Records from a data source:

[Start of section]

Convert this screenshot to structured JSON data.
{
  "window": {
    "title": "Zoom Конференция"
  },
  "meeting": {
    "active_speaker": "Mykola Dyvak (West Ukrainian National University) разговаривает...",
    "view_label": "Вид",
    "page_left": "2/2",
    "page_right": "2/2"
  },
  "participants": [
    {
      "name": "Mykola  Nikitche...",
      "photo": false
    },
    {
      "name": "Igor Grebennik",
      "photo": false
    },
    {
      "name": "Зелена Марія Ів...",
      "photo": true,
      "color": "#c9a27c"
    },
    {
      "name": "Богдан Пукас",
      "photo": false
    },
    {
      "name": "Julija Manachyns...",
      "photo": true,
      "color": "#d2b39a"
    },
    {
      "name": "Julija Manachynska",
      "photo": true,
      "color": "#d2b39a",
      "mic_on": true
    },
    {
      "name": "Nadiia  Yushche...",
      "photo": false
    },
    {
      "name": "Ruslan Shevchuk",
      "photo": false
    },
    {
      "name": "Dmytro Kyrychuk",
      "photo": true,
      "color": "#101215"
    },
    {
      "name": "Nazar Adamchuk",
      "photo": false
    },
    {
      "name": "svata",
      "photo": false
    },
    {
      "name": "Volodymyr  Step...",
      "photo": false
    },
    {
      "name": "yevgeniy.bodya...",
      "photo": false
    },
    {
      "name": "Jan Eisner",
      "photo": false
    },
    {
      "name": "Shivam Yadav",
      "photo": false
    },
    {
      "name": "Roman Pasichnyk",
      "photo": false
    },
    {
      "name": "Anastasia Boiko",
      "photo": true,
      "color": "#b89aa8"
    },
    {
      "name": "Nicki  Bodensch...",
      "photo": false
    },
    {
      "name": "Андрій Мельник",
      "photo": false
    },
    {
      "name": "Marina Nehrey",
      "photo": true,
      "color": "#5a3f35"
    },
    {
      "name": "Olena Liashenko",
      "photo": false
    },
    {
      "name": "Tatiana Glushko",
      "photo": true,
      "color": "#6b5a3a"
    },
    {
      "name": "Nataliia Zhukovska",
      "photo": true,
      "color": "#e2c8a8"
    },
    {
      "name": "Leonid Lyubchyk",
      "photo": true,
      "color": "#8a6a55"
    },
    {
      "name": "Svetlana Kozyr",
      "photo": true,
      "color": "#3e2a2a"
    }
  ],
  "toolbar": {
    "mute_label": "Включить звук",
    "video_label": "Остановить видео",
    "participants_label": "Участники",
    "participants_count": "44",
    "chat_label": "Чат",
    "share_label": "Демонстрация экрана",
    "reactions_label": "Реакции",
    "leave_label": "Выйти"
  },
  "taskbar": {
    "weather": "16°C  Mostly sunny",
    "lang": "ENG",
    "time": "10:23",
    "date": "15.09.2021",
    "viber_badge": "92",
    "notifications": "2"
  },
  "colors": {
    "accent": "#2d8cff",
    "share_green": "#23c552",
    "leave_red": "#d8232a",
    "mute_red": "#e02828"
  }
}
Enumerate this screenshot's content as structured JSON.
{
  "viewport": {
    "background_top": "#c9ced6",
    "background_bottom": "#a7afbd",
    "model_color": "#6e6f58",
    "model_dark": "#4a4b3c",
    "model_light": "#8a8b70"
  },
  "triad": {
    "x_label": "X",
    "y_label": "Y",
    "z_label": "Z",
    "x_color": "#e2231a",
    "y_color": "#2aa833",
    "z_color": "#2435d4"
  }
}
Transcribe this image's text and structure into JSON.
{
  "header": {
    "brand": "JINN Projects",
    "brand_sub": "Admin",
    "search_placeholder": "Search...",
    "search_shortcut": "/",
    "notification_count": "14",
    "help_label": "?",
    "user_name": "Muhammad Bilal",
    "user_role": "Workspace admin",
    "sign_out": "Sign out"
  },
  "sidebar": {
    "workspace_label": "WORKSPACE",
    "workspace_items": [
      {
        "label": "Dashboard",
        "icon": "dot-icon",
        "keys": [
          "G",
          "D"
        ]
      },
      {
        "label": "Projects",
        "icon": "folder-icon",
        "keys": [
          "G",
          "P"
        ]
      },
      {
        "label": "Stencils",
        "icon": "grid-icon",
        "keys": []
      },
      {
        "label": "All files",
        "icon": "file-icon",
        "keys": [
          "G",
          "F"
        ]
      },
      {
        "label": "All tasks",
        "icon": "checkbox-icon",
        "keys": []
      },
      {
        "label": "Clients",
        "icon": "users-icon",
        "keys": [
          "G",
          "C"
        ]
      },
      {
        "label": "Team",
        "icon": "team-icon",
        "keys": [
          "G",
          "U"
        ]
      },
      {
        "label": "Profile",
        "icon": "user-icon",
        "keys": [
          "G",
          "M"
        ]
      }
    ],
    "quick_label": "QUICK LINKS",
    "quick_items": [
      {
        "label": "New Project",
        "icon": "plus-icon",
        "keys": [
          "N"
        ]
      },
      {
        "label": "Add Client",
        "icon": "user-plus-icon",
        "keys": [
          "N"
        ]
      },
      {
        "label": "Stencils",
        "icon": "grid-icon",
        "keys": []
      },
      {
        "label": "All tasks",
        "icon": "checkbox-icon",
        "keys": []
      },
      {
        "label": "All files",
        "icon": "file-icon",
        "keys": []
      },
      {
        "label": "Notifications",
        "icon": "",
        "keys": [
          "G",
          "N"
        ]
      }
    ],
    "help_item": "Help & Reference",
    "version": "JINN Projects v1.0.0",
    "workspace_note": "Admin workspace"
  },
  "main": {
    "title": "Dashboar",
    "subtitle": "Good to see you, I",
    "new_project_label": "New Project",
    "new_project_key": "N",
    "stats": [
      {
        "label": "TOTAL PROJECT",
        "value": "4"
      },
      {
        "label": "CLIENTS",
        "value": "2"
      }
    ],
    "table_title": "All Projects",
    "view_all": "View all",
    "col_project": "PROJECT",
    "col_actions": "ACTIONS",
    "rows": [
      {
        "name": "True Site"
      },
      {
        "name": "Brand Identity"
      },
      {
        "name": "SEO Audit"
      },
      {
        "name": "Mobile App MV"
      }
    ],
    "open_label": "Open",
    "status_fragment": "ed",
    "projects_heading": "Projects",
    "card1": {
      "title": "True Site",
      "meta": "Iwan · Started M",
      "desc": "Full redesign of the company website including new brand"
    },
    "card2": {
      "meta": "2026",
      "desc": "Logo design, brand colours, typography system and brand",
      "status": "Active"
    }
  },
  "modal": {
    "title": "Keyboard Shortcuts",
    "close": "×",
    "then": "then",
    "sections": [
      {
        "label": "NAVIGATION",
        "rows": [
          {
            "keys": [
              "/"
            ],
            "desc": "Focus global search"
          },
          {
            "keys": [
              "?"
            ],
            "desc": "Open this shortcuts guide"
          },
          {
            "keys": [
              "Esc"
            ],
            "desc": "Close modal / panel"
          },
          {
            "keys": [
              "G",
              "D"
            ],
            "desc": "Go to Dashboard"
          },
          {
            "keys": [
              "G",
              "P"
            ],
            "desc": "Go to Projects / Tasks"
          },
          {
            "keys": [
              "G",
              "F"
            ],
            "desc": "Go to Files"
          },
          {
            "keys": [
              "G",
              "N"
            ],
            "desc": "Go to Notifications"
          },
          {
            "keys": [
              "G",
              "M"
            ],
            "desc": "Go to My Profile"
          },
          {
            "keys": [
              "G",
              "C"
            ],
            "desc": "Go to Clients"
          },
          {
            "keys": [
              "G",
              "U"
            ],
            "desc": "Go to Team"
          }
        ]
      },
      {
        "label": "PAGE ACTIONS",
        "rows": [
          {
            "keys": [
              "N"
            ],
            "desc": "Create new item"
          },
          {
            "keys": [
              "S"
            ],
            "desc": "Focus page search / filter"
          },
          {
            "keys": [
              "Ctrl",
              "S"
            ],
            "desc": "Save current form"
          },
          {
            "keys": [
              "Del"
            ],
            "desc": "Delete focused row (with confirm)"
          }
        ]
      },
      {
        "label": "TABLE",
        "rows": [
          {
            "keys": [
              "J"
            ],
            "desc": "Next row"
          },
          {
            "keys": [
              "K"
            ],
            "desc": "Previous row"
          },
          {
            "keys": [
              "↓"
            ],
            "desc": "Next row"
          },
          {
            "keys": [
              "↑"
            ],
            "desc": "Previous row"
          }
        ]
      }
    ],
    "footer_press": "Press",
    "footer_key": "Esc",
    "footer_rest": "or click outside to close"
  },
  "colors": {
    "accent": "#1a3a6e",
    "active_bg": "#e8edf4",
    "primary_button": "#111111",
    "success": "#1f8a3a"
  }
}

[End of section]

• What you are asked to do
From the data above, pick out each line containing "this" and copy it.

• Response below
Convert this screenshot to structured JSON data.
Enumerate this screenshot's content as structured JSON.
Transcribe this image's text and structure into JSON.
            "desc": "Open this shortcuts guide"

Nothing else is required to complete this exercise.